A Movie Star
Not only do we all have theories about what heaven is like, we are not afraid to announce who will be there and who won’t be let in. Most vote against Hitler, and all but the grumps vote in Mother Teresa. The movie star Jane Fonda, who has never hesitated to share her opinions publically, announced her decision on the eternal fate of her ex-husband, mega-millionaire Ted Turner. From CNN:
Fonda said she believes Turner’s childhood traumas left him so protective of himself that he had trouble opening up emotionally. But, she said, he does want to get into heaven. And, she said, he’s a shoo-in.
Finally, with our 23 minutes with Turner ticking down, we’ve gotten his full attention. We let [Ted] in on what Fonda has told CNN about his heavenly prospects:

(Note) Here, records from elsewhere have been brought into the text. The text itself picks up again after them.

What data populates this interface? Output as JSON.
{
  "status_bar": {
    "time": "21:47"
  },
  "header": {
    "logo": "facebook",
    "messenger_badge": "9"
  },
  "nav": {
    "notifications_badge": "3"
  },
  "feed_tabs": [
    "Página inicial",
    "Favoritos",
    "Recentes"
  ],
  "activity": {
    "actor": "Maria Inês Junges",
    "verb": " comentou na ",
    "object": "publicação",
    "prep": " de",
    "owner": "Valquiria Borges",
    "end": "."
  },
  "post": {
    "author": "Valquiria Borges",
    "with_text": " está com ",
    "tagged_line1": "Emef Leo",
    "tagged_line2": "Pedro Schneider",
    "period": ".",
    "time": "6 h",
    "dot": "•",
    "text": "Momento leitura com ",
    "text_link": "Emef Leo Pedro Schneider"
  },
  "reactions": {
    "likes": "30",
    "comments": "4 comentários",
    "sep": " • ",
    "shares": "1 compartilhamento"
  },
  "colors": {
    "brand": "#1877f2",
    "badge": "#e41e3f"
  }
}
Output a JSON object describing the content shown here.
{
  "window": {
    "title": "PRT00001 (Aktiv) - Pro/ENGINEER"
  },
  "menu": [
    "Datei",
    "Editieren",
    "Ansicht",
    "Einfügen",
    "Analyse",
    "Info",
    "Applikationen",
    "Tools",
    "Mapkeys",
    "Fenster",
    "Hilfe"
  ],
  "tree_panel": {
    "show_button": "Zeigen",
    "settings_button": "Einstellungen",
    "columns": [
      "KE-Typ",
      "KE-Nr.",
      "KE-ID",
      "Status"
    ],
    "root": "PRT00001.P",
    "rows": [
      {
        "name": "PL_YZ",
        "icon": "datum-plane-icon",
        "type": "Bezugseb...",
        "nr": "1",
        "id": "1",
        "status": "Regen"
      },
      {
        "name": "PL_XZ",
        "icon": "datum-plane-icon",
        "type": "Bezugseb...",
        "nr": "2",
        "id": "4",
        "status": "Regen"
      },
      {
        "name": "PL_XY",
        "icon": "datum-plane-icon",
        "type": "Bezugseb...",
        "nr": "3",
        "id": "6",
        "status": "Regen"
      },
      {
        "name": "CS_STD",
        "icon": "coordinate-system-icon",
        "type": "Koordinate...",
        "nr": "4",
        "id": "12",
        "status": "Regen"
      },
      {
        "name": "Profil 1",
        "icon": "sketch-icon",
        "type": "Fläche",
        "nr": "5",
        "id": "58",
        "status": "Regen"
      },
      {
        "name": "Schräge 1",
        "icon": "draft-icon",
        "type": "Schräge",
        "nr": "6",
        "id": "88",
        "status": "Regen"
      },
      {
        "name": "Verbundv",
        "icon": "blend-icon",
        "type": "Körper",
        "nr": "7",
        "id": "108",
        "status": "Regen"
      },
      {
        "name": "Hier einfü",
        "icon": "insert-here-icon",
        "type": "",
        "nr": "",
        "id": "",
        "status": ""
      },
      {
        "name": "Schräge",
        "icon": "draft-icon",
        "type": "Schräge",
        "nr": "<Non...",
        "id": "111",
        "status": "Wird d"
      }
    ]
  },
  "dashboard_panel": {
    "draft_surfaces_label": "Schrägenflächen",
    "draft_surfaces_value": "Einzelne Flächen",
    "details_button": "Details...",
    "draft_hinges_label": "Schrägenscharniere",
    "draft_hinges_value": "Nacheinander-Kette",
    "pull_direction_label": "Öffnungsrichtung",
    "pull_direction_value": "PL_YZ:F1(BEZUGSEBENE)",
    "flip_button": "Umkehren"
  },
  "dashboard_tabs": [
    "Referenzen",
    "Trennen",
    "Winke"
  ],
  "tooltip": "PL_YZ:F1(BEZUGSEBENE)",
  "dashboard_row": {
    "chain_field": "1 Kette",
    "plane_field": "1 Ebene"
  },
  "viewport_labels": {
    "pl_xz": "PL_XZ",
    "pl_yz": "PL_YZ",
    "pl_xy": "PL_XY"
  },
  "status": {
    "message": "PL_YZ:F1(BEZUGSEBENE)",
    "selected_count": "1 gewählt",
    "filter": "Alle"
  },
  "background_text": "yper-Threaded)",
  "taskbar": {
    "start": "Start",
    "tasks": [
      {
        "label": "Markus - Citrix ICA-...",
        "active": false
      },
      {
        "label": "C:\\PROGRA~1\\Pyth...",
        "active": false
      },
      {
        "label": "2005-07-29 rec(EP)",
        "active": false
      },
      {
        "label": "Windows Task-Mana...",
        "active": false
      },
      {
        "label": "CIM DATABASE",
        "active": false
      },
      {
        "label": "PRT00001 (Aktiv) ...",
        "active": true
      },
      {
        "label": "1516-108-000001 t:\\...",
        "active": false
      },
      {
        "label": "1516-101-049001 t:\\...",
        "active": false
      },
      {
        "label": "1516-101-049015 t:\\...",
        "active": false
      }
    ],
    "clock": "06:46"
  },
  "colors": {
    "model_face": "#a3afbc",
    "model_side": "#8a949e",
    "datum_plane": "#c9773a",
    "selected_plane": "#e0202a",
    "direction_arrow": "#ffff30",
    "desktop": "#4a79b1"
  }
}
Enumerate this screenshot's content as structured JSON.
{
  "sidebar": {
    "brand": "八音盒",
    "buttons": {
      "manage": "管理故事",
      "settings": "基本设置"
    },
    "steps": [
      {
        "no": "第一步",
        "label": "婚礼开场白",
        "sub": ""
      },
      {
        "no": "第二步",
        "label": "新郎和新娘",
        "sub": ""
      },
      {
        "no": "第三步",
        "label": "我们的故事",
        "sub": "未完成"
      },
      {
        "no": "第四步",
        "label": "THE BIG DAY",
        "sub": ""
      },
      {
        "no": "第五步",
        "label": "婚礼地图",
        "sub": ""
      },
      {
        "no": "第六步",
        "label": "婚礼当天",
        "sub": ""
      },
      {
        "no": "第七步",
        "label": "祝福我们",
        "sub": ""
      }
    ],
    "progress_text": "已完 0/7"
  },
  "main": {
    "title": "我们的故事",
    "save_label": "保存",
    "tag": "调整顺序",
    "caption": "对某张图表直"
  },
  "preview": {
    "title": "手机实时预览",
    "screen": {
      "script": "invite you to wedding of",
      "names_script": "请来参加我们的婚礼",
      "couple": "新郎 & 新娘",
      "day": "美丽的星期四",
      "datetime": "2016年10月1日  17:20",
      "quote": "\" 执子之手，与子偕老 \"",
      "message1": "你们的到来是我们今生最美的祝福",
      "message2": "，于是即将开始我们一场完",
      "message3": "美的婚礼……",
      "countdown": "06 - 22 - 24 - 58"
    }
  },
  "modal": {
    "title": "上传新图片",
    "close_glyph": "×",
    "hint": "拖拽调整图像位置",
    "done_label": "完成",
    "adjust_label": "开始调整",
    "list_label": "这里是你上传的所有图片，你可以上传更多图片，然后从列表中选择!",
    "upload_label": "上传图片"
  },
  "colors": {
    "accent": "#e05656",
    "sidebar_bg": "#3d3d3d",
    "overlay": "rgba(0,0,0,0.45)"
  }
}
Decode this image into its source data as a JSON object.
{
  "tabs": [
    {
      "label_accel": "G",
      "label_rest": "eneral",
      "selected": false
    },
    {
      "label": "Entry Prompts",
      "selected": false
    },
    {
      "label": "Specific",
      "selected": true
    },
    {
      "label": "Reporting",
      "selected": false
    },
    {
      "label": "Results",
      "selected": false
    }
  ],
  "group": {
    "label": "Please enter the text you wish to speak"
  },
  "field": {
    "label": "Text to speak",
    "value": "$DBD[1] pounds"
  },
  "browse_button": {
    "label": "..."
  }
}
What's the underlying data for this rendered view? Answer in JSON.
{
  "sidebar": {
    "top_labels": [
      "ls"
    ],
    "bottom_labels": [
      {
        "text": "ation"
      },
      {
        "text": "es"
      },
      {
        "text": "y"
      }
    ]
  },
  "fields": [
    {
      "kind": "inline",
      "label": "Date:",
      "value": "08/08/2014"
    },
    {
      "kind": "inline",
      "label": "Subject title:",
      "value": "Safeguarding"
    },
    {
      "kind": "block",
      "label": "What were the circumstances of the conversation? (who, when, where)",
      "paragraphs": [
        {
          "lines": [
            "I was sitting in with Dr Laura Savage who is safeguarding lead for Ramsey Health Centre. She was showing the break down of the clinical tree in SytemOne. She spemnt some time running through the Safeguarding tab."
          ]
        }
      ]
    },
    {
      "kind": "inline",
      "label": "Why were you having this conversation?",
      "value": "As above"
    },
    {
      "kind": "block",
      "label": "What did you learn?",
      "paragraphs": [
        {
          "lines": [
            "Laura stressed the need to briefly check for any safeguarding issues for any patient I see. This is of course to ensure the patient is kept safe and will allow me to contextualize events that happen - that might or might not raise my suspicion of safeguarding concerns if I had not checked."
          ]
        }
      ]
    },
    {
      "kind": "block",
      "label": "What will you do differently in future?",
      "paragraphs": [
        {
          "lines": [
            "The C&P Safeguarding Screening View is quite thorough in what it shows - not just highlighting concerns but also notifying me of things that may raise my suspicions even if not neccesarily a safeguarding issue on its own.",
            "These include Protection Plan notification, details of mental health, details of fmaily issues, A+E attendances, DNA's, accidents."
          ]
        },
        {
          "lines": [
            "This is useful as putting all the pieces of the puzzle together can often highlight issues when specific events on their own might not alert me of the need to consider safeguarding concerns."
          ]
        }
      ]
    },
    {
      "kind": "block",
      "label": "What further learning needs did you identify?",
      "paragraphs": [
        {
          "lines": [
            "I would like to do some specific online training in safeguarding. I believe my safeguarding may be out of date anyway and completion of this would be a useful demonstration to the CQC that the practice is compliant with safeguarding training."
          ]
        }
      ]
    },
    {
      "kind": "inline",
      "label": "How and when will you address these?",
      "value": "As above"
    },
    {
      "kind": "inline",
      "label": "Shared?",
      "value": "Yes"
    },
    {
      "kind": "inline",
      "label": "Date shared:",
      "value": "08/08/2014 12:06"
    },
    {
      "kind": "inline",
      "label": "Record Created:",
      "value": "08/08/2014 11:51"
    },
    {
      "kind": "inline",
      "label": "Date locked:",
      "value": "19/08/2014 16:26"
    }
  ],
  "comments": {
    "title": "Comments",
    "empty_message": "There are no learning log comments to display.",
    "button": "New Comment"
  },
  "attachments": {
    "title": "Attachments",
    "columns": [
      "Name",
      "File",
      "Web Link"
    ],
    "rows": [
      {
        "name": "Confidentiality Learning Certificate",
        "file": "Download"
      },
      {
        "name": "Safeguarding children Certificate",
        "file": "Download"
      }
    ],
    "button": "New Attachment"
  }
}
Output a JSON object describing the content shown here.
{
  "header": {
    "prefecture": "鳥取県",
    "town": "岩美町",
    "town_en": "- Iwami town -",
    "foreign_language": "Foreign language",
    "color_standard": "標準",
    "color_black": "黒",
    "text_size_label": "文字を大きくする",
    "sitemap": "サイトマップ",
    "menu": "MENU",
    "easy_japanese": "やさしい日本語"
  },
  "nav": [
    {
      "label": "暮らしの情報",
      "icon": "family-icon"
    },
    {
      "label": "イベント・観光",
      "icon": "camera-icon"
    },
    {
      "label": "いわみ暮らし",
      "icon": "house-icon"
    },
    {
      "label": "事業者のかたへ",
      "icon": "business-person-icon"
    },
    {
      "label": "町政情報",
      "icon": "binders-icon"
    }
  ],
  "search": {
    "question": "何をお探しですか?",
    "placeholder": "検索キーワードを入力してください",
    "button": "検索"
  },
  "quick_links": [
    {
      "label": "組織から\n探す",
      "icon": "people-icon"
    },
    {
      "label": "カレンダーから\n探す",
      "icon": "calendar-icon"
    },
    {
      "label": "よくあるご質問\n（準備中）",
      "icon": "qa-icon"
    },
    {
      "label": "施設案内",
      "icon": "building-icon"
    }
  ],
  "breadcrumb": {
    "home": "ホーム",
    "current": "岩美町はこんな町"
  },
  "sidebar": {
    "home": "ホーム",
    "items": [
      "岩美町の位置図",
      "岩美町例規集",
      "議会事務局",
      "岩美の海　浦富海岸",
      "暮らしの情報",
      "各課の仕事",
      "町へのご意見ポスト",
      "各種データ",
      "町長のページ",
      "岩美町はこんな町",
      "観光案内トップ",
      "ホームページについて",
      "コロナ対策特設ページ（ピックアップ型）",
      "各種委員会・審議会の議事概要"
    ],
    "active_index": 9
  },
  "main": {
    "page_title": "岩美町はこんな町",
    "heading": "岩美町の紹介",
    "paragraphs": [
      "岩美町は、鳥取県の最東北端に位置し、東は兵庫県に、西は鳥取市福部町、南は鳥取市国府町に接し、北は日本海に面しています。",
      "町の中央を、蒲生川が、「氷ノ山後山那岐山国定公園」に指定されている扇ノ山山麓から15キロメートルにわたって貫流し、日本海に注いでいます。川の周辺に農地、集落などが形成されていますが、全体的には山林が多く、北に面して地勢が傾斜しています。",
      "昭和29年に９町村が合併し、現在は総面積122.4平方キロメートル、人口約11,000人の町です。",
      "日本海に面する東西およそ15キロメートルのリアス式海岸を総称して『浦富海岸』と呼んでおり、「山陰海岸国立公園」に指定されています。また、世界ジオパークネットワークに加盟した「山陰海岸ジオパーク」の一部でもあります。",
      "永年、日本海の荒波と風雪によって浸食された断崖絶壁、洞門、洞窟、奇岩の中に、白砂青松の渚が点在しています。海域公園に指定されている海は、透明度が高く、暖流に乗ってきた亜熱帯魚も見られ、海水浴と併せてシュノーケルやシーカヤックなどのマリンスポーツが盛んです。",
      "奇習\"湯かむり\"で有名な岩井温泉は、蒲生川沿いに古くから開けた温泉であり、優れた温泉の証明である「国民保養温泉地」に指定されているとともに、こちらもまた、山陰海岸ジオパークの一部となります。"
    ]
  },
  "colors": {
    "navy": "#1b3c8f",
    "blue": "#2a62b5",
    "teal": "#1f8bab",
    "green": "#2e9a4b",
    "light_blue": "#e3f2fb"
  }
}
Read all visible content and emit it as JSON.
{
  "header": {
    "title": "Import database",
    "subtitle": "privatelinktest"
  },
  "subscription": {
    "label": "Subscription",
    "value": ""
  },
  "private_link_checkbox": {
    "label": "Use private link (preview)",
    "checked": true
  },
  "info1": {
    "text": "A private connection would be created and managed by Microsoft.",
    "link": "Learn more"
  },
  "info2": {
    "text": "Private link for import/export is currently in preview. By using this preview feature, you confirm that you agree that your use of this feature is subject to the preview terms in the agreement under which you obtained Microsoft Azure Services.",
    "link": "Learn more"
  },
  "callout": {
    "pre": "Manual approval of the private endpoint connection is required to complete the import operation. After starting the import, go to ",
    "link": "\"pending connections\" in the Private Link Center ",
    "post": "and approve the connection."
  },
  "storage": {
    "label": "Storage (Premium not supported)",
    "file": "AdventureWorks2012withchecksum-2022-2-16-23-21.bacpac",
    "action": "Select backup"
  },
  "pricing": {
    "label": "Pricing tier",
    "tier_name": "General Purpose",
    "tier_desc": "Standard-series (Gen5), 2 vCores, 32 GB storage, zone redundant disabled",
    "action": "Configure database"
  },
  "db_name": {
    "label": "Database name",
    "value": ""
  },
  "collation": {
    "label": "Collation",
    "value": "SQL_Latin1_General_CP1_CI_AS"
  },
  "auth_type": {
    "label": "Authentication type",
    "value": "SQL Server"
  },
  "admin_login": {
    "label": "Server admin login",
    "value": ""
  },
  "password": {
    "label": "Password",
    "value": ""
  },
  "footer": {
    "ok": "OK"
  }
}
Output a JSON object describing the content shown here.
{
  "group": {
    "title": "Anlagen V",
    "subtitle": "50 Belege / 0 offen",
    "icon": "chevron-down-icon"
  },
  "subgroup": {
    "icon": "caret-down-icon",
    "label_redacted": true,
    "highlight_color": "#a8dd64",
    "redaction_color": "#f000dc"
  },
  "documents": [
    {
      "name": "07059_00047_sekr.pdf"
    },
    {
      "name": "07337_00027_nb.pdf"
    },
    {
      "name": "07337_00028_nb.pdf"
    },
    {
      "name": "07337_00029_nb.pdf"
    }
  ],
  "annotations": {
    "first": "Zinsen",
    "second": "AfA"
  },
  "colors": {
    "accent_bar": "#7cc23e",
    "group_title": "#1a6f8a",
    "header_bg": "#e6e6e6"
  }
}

“Given his childhood,” Fonda said, “he should’ve become a dictator. He should’ve become a not nice person. The miracle is that he became what he is. A man who will go to heaven, and there’ll be a lot of animals up there welcoming him, animals that have been brought back from the edge of extinction because of Ted. He’s turned out to be a good guy. And he says he’s not religious. But he, the whole time I was with him, every speech — and he likes to give speeches — he always ends his speech with ‘God bless.’ And he’ll get into heaven. He’s a miracle.”
Turner listened intently. There was a long pause. Was he tearing up?
Finally, he spoke. “She said that?”
Another long pause. “Well, I sure don’t want to go to hell.” . . .
[Ted] has said he “can’t see myself sitting on a cloud and playing the harp day in and day out.” So what is Ted Turner’s notion of heaven?
“Montana in the summer.” 7
Everyone seems to have a vivid imagination when it comes to heaven.
Questions About The Heaven Question
We ask in this surprising welter of guesses and opinions and hopes: How can we know what heaven will be like? (Read on.) Is heaven an illusion? (No, but sometimes it is.) Is it merely in our brains? (Sometimes.) Is it a grand projection of what we most want for our world? (For some, it is.) Is it a spiritual realm unlike what we experience on earth? (In part.) Can we know who goes there (or who doesn’t)? (Yes.) Is there a way to know about heaven in more detail? (Read on.)8 What about all the near-death experiences people are writing about and some are tempted to fabricate? (Keep reading.)
In what follows I want to sketch the most important ideas about heaven that come from the Bible. Then in the last section we will turn to the top ten questions about heaven. We can’t answer most of the questions until we first get a solid grip on the big ideas about heaven. It is to those ideas that we now turn.